▶ Description of the task: Repeat the entries exactly, and do not carry the pictures over.

[Component data from apps and pages]
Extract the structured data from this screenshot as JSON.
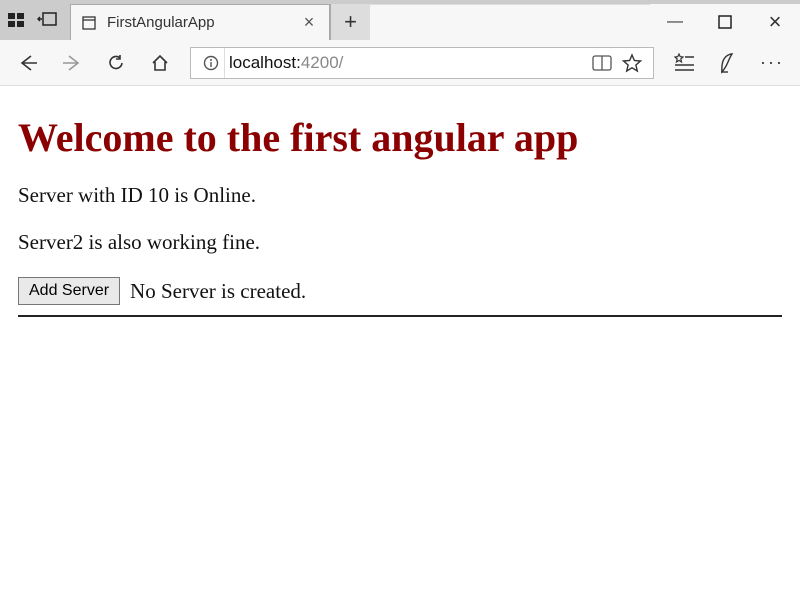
{
  "browser": {
    "tab": {
      "title": "FirstAngularApp",
      "close_glyph": "×"
    },
    "newtab_glyph": "+",
    "window": {
      "minimize_glyph": "—",
      "maximize_glyph": "□",
      "close_glyph": "×"
    },
    "address": {
      "host": "localhost:",
      "port_path": "4200/"
    }
  },
  "content": {
    "heading": "Welcome to the first angular app",
    "line1": "Server with ID 10 is Online.",
    "line2": "Server2 is also working fine.",
    "add_button_label": "Add Server",
    "status_text": "No Server is created."
  }
}
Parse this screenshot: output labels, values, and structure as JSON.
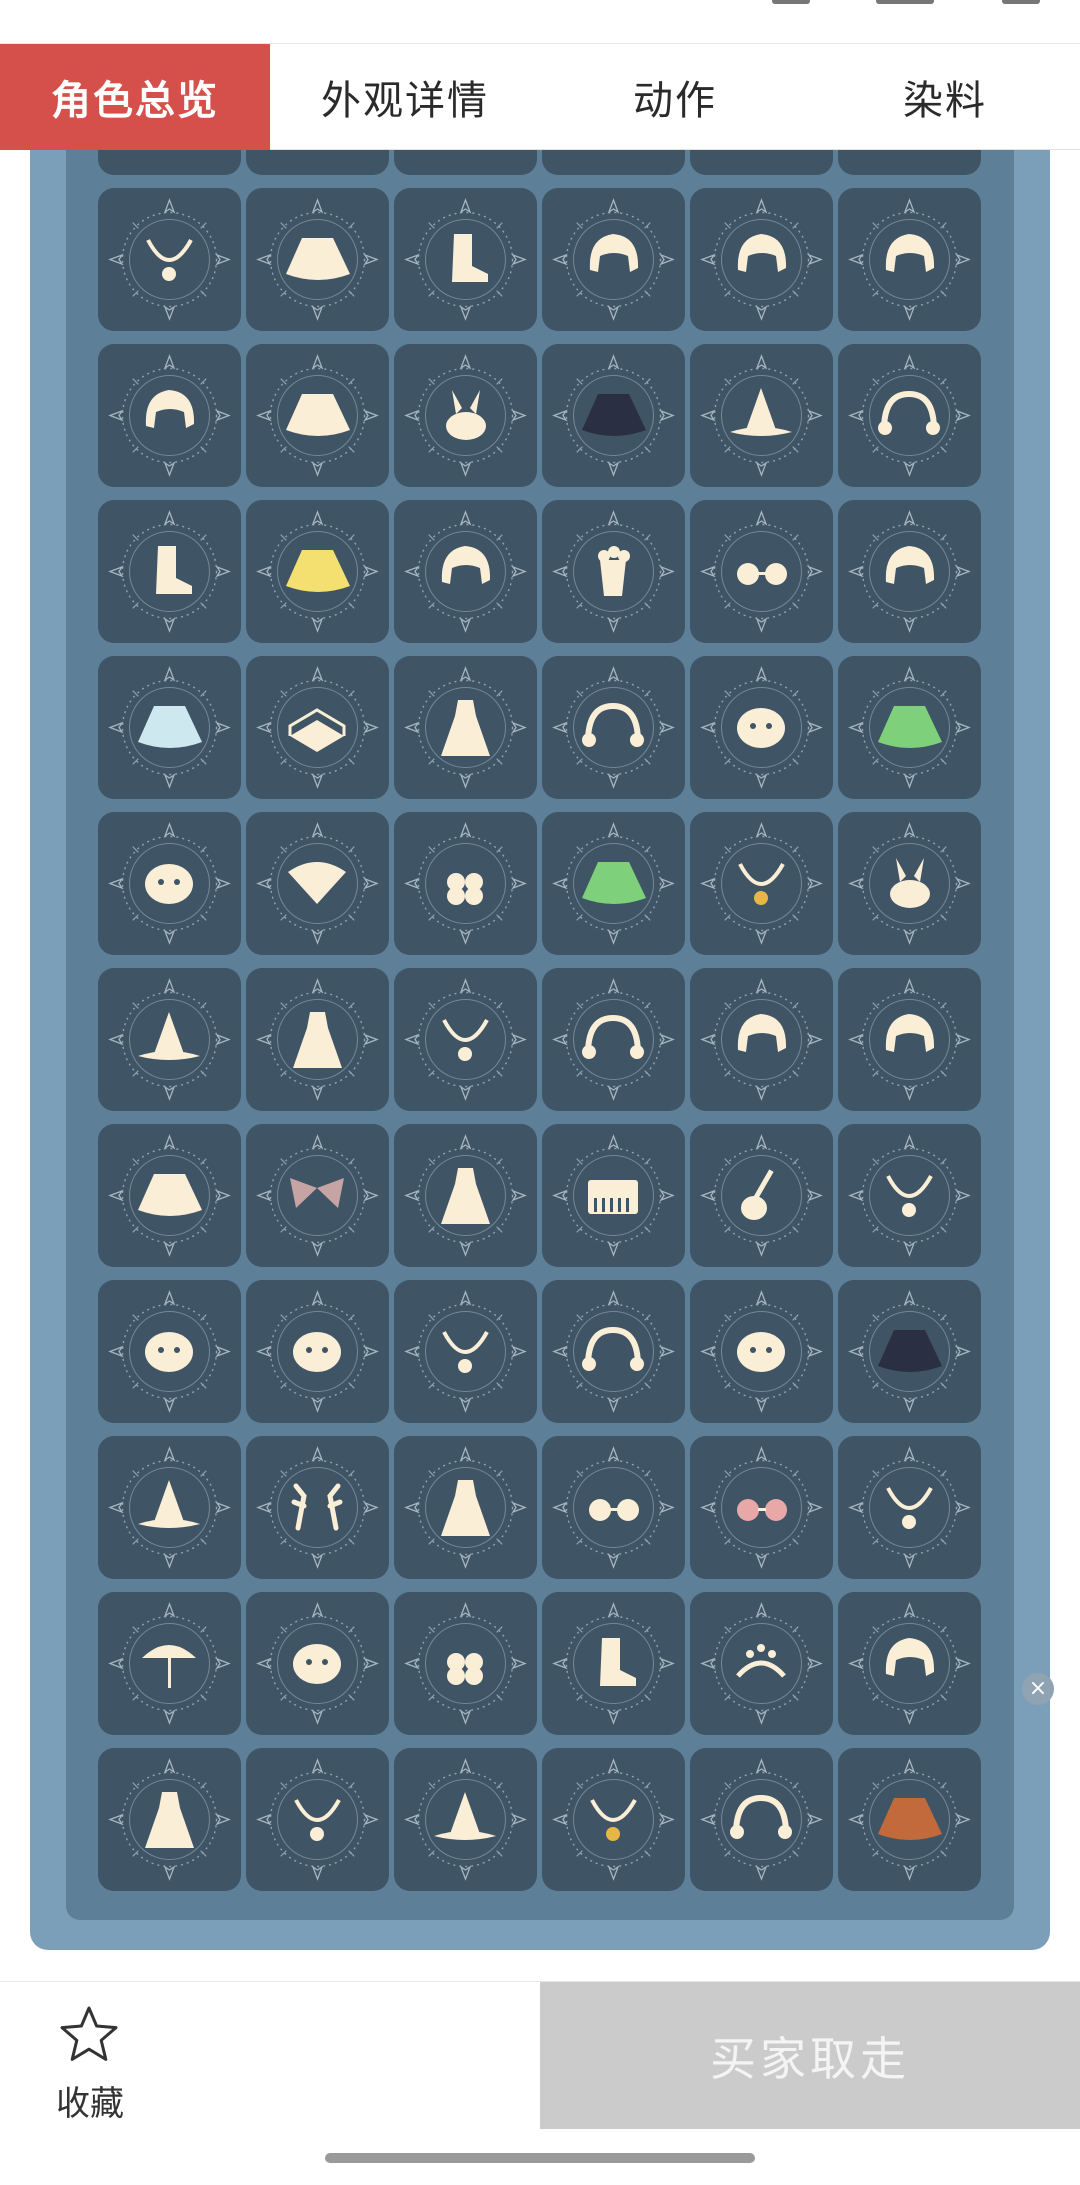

▶ Response area:
Extract the structured data from this screenshot as JSON.
{
  "browser": {
    "tab": {
      "title": "FirstAngularApp",
      "close_glyph": "×"
    },
    "newtab_glyph": "+",
    "window": {
      "minimize_glyph": "—",
      "maximize_glyph": "□",
      "close_glyph": "×"
    },
    "address": {
      "host": "localhost:",
      "port_path": "4200/"
    }
  },
  "content": {
    "heading": "Welcome to the first angular app",
    "line1": "Server with ID 10 is Online.",
    "line2": "Server2 is also working fine.",
    "add_button_label": "Add Server",
    "status_text": "No Server is created."
  }
}
Parse this screenshot: output labels, values, and structure as JSON.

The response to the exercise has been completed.